─── Given entries

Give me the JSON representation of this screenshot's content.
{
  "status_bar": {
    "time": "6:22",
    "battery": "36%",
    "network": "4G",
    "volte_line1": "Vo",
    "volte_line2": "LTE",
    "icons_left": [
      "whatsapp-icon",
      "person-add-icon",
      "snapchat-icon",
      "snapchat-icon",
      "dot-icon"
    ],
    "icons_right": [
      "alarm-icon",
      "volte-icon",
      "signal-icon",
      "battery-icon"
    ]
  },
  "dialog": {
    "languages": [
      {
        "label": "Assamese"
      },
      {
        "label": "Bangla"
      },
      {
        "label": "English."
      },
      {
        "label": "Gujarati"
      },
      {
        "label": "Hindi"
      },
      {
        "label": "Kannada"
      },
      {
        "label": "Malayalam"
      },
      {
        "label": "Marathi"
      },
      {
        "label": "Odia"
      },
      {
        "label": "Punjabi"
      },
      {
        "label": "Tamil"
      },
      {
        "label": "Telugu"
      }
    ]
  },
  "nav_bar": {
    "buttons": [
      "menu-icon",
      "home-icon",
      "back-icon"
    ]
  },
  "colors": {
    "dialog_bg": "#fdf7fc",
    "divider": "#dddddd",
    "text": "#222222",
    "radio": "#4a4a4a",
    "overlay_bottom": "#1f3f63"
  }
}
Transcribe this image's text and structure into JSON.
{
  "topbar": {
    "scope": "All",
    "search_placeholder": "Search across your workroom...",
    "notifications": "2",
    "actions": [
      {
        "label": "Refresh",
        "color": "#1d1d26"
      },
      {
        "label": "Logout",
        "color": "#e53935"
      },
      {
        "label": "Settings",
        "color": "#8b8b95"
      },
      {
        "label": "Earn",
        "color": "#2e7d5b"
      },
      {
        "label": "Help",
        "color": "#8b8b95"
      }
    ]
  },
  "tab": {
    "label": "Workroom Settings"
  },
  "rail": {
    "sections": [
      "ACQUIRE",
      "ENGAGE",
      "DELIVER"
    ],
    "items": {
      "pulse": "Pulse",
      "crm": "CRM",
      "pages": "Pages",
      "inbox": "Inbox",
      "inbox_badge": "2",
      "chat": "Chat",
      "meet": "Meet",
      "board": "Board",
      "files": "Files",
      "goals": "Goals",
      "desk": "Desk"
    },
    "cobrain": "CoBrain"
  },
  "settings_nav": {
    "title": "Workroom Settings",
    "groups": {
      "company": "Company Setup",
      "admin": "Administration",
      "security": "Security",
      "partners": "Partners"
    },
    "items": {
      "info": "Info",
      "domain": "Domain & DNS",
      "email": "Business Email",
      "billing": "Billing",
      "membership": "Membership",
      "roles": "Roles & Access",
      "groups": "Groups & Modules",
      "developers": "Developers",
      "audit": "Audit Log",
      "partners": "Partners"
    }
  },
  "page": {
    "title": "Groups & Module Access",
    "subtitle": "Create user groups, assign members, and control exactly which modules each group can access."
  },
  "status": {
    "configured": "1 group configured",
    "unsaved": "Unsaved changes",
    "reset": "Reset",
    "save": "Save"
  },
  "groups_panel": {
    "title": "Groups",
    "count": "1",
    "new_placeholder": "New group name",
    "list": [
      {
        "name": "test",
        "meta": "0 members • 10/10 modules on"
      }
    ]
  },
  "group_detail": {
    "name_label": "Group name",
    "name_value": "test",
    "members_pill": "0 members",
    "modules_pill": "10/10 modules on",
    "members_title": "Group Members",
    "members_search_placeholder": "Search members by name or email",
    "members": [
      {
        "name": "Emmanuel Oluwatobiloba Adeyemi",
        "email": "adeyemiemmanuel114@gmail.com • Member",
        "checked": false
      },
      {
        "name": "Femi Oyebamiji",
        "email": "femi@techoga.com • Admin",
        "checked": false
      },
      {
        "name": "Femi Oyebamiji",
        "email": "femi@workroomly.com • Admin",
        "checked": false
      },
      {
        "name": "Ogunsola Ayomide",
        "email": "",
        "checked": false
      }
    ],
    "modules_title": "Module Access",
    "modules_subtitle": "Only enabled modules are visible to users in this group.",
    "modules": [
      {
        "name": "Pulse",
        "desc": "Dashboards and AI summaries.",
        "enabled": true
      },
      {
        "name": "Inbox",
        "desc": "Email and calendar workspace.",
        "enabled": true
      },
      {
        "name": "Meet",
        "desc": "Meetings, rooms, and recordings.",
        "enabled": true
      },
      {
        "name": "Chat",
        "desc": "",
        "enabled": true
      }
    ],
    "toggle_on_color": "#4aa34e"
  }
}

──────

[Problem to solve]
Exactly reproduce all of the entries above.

[Response to this exercise]
Give me the JSON representation of this screenshot's content.
{
  "status_bar": {
    "time": "6:22",
    "battery": "36%",
    "network": "4G",
    "volte_line1": "Vo",
    "volte_line2": "LTE",
    "icons_left": [
      "whatsapp-icon",
      "person-add-icon",
      "snapchat-icon",
      "snapchat-icon",
      "dot-icon"
    ],
    "icons_right": [
      "alarm-icon",
      "volte-icon",
      "signal-icon",
      "battery-icon"
    ]
  },
  "dialog": {
    "languages": [
      {
        "label": "Assamese"
      },
      {
        "label": "Bangla"
      },
      {
        "label": "English."
      },
      {
        "label": "Gujarati"
      },
      {
        "label": "Hindi"
      },
      {
        "label": "Kannada"
      },
      {
        "label": "Malayalam"
      },
      {
        "label": "Marathi"
      },
      {
        "label": "Odia"
      },
      {
        "label": "Punjabi"
      },
      {
        "label": "Tamil"
      },
      {
        "label": "Telugu"
      }
    ]
  },
  "nav_bar": {
    "buttons": [
      "menu-icon",
      "home-icon",
      "back-icon"
    ]
  },
  "colors": {
    "dialog_bg": "#fdf7fc",
    "divider": "#dddddd",
    "text": "#222222",
    "radio": "#4a4a4a",
    "overlay_bottom": "#1f3f63"
  }
}
Transcribe this image's text and structure into JSON.
{
  "topbar": {
    "scope": "All",
    "search_placeholder": "Search across your workroom...",
    "notifications": "2",
    "actions": [
      {
        "label": "Refresh",
        "color": "#1d1d26"
      },
      {
        "label": "Logout",
        "color": "#e53935"
      },
      {
        "label": "Settings",
        "color": "#8b8b95"
      },
      {
        "label": "Earn",
        "color": "#2e7d5b"
      },
      {
        "label": "Help",
        "color": "#8b8b95"
      }
    ]
  },
  "tab": {
    "label": "Workroom Settings"
  },
  "rail": {
    "sections": [
      "ACQUIRE",
      "ENGAGE",
      "DELIVER"
    ],
    "items": {
      "pulse": "Pulse",
      "crm": "CRM",
      "pages": "Pages",
      "inbox": "Inbox",
      "inbox_badge": "2",
      "chat": "Chat",
      "meet": "Meet",
      "board": "Board",
      "files": "Files",
      "goals": "Goals",
      "desk": "Desk"
    },
    "cobrain": "CoBrain"
  },
  "settings_nav": {
    "title": "Workroom Settings",
    "groups": {
      "company": "Company Setup",
      "admin": "Administration",
      "security": "Security",
      "partners": "Partners"
    },
    "items": {
      "info": "Info",
      "domain": "Domain & DNS",
      "email": "Business Email",
      "billing": "Billing",
      "membership": "Membership",
      "roles": "Roles & Access",
      "groups": "Groups & Modules",
      "developers": "Developers",
      "audit": "Audit Log",
      "partners": "Partners"
    }
  },
  "page": {
    "title": "Groups & Module Access",
    "subtitle": "Create user groups, assign members, and control exactly which modules each group can access."
  },
  "status": {
    "configured": "1 group configured",
    "unsaved": "Unsaved changes",
    "reset": "Reset",
    "save": "Save"
  },
  "groups_panel": {
    "title": "Groups",
    "count": "1",
    "new_placeholder": "New group name",
    "list": [
      {
        "name": "test",
        "meta": "0 members • 10/10 modules on"
      }
    ]
  },
  "group_detail": {
    "name_label": "Group name",
    "name_value": "test",
    "members_pill": "0 members",
    "modules_pill": "10/10 modules on",
    "members_title": "Group Members",
    "members_search_placeholder": "Search members by name or email",
    "members": [
      {
        "name": "Emmanuel Oluwatobiloba Adeyemi",
        "email": "adeyemiemmanuel114@gmail.com • Member",
        "checked": false
      },
      {
        "name": "Femi Oyebamiji",
        "email": "femi@techoga.com • Admin",
        "checked": false
      },
      {
        "name": "Femi Oyebamiji",
        "email": "femi@workroomly.com • Admin",
        "checked": false
      },
      {
        "name": "Ogunsola Ayomide",
        "email": "",
        "checked": false
      }
    ],
    "modules_title": "Module Access",
    "modules_subtitle": "Only enabled modules are visible to users in this group.",
    "modules": [
      {
        "name": "Pulse",
        "desc": "Dashboards and AI summaries.",
        "enabled": true
      },
      {
        "name": "Inbox",
        "desc": "Email and calendar workspace.",
        "enabled": true
      },
      {
        "name": "Meet",
        "desc": "Meetings, rooms, and recordings.",
        "enabled": true
      },
      {
        "name": "Chat",
        "desc": "",
        "enabled": true
      }
    ],
    "toggle_on_color": "#4aa34e"
  }
}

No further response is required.